THE SHOW “Superstore”
WHEN | WHERE Previews Monday night at 10 on NBC/4 (Official premiere is Jan. 4.)
WHAT IT’S ABOUT Jonah (Ben Feldman) gets a job at a megastore, Cloud 9, and quickly antagonizes the no-nonsense floor manager, Amy (America Ferrera). She already has her hands full trying to keep other off-kilter employees in line, like Garrett (Colton Dunn), Mateo (Nico Santos) and Cheyenne (Nichole Bloom.) Her own immediate bosses, Dina (Lauren Ash) and Glenn (Mark McKinney), make her job even harder.
Monday's two-parter, by the way, is a series preview; the show officially launches Jan. 4.
MY SAY “Superstore” is what’s known in the trade as a “not” sitcom: Not terrible, not without charm, not a bad cast (in fact, a pretty good cast). But “not” comedies tend to linger in a listless creative purgatory, too. They’re not particularly certain what they are, and as a consequence, not particularly funny or memorable either. “Superstore” is “not” writ large.
Obviously, “Superstore” wants to be “The Office” in a larger space, and in fact, showrunner and creator Justin Spitzer was an original “Office” producer. All “The Office” stereotypes are firmly in place — the Romantic, the Clueless One, the Cynic, the Boob Boss, the Dwight Schrute, and so on. Likewise, regional quirks are celebrated and deracinated. It’s a form of TV humor that finds something inherently funny about big box stores, especially if they happen to be in uncool places like Indiana, or wherever Cloud 9 is supposed to be. It tries not to be condescending, but condescension pretty much comes with this territory.
That’s not “Superstore’s” biggest problem, and didn’t have to be either. (“Condescension” after all worked its own form of magic on “The Office” and “Parks & Rec.”) A much bigger one is the store itself — a bland overlit warehouse filled with lots of stuff and scarcely one recognizable brand name. It's like a giant 99 cent store, absent the charm.
Bigger still are the human characters. Why is Ivy League-ish Jonah working here anyway? Feldman is a talented actor -- Ginsberg on "Mad Men" and a co-lead in the underrated romcom "A to Z" -- but even he can’t fake his way through this miscasting. As the lone functioning adult, Ferrera’s Amy is full of regret and a sense that life has passed her by. The role has essentially robbed Ferrera of the one quality “Ugly Betty” fans loved most about her — a whimsical lifeforce full of insecurity but also full of joy and fun. All that Amy has retained is the “insecure” part. “I’m a stick in the mud,” she admits. So’s her show.

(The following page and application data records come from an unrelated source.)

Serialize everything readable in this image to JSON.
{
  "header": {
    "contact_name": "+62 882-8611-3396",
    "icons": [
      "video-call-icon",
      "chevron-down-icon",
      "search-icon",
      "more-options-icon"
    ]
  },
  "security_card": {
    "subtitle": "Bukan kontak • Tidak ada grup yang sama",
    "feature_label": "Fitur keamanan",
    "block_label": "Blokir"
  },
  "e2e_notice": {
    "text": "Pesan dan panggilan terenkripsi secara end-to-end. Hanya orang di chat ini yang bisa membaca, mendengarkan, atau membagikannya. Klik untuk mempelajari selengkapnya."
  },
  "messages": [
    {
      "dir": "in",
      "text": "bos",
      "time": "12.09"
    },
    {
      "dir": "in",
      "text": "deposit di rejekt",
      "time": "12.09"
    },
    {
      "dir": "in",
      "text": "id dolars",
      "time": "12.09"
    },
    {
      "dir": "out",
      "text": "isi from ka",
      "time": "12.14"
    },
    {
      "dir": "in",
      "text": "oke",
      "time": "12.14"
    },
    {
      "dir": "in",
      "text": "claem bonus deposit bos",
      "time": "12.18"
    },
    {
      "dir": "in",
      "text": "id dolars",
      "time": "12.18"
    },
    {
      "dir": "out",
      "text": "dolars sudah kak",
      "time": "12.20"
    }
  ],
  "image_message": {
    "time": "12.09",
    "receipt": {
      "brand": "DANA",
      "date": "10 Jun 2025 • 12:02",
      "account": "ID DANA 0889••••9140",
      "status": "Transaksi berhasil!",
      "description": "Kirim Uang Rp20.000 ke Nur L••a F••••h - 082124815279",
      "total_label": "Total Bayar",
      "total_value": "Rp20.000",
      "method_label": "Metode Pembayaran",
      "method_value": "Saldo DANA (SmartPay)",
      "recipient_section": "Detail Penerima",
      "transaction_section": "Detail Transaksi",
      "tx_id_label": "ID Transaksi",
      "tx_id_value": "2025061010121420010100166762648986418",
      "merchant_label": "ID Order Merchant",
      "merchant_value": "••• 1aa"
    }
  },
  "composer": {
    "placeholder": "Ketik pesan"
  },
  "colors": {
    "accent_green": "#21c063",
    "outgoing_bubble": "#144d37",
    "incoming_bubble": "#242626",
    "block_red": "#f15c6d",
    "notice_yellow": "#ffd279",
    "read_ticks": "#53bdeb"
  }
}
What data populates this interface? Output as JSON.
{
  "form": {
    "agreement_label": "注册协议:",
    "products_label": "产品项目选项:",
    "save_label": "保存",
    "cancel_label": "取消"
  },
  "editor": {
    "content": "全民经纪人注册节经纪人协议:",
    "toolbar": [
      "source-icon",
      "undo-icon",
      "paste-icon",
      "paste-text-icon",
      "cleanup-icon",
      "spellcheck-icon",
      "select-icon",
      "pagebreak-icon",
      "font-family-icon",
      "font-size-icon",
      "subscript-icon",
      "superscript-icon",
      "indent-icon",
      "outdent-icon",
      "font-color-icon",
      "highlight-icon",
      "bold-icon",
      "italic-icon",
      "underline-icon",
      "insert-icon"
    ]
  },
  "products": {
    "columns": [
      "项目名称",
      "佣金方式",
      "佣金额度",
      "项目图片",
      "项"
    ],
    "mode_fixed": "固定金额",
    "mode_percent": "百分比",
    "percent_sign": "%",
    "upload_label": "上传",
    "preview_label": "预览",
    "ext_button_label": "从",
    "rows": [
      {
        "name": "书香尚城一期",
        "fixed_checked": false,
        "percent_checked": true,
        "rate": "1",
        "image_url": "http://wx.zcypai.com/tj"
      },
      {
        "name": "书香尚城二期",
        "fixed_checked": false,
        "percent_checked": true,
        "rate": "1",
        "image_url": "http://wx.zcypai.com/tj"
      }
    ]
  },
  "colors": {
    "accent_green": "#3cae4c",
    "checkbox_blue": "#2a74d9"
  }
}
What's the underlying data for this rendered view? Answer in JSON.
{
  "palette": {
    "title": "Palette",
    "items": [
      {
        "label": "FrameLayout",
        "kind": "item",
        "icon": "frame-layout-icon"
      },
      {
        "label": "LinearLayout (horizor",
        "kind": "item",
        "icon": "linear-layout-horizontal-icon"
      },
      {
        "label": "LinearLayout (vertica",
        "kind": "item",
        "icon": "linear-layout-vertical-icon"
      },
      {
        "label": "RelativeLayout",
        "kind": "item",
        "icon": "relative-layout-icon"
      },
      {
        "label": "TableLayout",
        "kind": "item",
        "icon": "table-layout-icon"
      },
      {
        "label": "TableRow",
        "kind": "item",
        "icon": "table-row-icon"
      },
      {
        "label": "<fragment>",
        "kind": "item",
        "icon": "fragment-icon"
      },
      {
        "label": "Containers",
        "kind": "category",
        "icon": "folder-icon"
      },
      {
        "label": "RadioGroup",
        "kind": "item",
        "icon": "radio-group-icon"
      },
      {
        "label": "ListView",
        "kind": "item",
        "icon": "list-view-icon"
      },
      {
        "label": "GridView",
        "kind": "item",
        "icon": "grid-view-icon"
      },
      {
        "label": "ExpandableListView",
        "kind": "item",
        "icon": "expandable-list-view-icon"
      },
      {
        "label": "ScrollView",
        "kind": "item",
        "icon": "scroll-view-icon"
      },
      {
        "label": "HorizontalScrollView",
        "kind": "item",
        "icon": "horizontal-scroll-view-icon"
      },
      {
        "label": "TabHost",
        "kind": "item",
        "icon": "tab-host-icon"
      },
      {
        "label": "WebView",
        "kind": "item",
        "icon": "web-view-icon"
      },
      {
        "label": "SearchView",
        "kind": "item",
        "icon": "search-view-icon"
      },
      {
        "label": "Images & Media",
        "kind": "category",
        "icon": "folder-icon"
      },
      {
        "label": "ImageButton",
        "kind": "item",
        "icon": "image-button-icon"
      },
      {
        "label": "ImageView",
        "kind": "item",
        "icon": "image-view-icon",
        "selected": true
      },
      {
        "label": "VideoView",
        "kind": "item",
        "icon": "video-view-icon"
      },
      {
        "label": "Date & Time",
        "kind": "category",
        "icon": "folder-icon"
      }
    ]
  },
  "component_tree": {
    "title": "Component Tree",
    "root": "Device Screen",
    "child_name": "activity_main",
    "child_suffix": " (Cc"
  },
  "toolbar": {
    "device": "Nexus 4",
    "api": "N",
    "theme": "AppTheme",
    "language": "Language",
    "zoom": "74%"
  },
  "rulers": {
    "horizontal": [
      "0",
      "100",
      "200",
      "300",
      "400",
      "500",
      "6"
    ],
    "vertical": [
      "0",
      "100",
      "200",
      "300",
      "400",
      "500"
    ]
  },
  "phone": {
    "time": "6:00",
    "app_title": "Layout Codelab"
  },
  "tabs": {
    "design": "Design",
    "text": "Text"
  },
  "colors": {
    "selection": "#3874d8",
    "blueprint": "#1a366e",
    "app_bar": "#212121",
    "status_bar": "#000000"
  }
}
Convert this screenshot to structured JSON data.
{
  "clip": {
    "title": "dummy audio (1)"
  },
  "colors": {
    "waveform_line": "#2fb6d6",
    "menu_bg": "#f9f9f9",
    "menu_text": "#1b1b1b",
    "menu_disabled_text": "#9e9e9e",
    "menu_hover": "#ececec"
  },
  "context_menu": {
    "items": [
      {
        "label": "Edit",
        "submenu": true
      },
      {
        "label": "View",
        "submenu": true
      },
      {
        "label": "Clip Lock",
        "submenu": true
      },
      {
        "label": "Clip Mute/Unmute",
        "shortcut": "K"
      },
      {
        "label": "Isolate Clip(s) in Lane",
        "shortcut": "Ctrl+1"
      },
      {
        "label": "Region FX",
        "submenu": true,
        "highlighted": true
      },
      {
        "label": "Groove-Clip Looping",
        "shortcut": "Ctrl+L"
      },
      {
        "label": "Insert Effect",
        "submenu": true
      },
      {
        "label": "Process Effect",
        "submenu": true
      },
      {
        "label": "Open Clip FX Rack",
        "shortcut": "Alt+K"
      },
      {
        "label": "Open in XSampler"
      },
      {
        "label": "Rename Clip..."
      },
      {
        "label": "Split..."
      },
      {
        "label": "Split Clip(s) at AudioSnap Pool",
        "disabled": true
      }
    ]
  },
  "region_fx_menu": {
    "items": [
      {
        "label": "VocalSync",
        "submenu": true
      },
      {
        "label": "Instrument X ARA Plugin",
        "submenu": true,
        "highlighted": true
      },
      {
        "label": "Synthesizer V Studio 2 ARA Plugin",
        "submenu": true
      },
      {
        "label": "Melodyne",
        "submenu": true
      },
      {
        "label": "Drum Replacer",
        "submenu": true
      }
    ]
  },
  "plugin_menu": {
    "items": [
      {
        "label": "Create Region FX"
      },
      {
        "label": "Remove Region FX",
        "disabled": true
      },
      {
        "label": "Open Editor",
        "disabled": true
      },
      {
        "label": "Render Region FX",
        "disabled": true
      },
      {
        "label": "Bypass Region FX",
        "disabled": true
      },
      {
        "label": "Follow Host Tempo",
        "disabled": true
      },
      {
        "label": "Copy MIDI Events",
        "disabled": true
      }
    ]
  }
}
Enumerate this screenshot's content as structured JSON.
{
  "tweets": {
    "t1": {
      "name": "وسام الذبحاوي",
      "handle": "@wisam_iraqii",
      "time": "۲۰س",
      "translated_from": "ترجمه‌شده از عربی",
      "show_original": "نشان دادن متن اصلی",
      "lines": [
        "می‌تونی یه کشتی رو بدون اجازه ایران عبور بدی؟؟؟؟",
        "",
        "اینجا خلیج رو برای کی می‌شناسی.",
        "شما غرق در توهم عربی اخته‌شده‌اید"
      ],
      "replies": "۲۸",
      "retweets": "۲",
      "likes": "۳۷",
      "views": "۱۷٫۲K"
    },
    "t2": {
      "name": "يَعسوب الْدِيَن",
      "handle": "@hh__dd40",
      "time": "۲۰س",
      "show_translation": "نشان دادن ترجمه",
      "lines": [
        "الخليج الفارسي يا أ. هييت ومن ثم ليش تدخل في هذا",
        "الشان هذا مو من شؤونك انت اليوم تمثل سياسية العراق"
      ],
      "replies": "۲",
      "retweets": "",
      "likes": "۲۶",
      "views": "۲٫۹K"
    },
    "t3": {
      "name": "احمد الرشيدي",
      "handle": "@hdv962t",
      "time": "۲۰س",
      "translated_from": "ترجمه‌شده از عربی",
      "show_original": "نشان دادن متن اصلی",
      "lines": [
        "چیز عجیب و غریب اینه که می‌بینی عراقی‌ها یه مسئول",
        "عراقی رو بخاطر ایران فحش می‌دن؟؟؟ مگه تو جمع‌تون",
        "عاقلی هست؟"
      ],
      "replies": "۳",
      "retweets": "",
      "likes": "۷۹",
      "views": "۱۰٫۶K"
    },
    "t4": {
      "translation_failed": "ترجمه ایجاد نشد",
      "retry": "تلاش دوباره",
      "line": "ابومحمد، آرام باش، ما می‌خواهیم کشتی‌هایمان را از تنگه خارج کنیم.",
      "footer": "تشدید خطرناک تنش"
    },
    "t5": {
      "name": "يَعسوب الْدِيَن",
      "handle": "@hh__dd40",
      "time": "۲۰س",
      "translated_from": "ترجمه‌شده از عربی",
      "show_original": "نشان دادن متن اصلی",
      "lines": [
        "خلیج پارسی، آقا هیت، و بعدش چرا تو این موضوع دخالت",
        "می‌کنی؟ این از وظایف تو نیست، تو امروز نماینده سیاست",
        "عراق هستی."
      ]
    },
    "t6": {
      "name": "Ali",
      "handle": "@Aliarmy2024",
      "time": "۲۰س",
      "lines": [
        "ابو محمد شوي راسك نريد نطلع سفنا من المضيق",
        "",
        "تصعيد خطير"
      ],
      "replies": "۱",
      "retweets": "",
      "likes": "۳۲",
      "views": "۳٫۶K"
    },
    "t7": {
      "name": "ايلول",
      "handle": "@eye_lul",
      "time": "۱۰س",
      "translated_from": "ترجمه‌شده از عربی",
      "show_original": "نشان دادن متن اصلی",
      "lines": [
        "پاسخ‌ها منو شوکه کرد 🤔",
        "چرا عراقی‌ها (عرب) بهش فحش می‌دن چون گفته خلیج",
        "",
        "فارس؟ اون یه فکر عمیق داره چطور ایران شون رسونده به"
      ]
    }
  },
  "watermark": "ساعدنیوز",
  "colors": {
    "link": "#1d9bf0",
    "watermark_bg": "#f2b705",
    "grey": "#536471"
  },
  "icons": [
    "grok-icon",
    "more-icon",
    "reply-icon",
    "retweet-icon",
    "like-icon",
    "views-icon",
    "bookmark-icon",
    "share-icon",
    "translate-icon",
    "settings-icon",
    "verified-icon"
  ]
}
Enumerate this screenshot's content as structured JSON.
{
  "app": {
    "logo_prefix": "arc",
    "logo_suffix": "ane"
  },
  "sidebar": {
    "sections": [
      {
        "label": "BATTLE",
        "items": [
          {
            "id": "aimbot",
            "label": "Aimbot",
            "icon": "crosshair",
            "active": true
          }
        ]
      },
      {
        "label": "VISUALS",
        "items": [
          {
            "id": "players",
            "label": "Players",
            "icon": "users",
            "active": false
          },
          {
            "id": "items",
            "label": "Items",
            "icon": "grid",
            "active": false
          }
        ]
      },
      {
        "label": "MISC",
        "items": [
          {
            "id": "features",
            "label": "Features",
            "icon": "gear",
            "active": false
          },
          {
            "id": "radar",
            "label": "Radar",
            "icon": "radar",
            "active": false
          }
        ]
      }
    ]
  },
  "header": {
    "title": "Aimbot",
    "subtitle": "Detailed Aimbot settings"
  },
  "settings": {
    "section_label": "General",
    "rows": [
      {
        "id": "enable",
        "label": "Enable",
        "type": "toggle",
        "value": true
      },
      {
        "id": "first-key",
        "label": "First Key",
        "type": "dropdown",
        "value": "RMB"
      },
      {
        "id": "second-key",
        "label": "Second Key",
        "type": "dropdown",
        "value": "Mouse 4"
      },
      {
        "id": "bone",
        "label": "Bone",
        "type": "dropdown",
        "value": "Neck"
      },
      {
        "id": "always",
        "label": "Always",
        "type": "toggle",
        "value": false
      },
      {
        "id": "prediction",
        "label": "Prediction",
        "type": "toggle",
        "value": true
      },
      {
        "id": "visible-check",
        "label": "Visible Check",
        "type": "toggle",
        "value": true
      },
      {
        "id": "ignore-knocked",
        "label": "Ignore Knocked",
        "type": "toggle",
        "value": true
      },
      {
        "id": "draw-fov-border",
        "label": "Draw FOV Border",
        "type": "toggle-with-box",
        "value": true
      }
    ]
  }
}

BOTTOM LINE Not good enough in the first two episodes. With a cast this outstanding, here's hoping for improvement by January, and beyond.